-- Exercise materials follows --
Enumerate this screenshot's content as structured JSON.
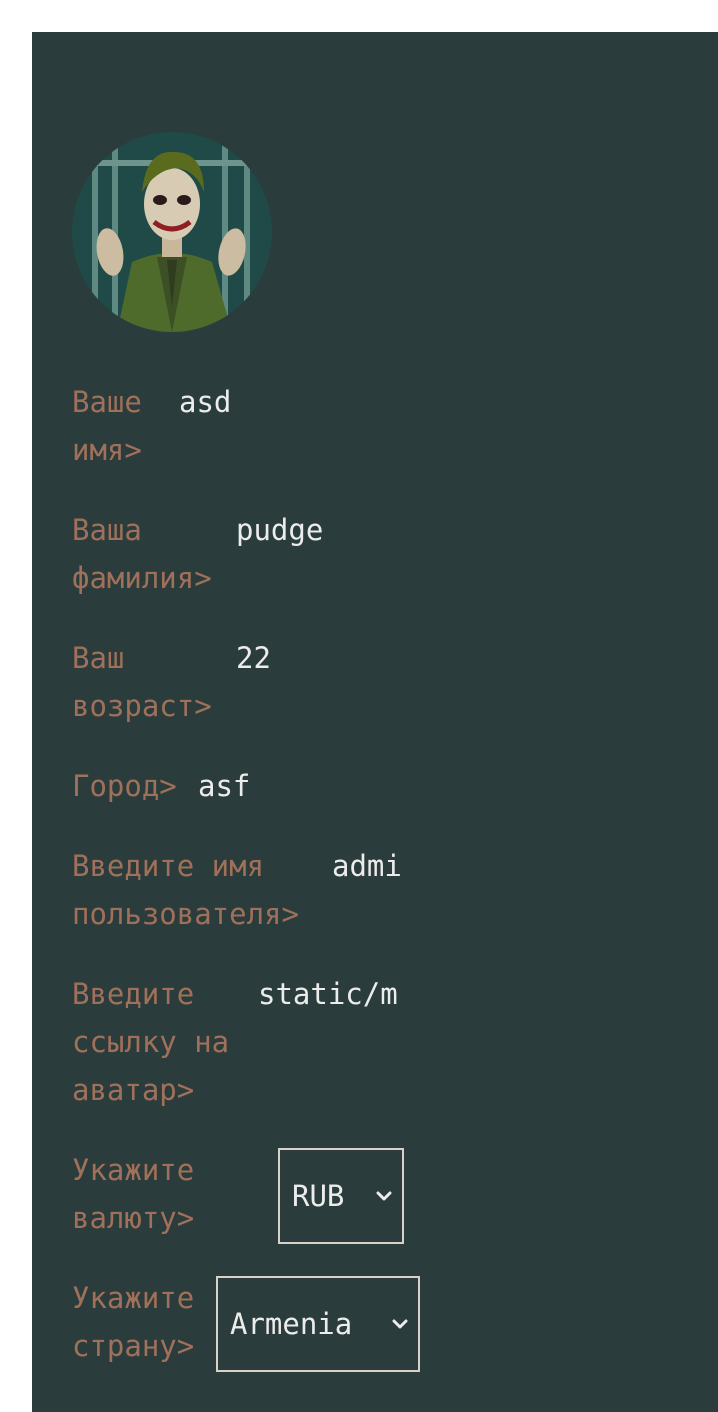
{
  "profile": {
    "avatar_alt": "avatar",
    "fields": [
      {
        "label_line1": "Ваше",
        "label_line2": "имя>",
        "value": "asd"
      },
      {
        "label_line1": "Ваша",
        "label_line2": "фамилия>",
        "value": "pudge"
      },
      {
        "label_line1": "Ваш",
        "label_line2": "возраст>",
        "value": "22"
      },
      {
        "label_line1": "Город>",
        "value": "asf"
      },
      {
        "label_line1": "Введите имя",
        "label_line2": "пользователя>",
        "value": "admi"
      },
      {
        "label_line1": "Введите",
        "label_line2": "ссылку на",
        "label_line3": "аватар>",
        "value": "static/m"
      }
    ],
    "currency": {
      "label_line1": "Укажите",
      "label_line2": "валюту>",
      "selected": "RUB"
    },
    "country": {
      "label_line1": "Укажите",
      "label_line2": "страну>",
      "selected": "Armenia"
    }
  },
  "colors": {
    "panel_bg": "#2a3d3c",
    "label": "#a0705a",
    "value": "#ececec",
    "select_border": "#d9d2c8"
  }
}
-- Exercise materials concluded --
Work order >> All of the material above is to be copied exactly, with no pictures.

Solution below >>
Enumerate this screenshot's content as structured JSON.
{
  "profile": {
    "avatar_alt": "avatar",
    "fields": [
      {
        "label_line1": "Ваше",
        "label_line2": "имя>",
        "value": "asd"
      },
      {
        "label_line1": "Ваша",
        "label_line2": "фамилия>",
        "value": "pudge"
      },
      {
        "label_line1": "Ваш",
        "label_line2": "возраст>",
        "value": "22"
      },
      {
        "label_line1": "Город>",
        "value": "asf"
      },
      {
        "label_line1": "Введите имя",
        "label_line2": "пользователя>",
        "value": "admi"
      },
      {
        "label_line1": "Введите",
        "label_line2": "ссылку на",
        "label_line3": "аватар>",
        "value": "static/m"
      }
    ],
    "currency": {
      "label_line1": "Укажите",
      "label_line2": "валюту>",
      "selected": "RUB"
    },
    "country": {
      "label_line1": "Укажите",
      "label_line2": "страну>",
      "selected": "Armenia"
    }
  },
  "colors": {
    "panel_bg": "#2a3d3c",
    "label": "#a0705a",
    "value": "#ececec",
    "select_border": "#d9d2c8"
  }
}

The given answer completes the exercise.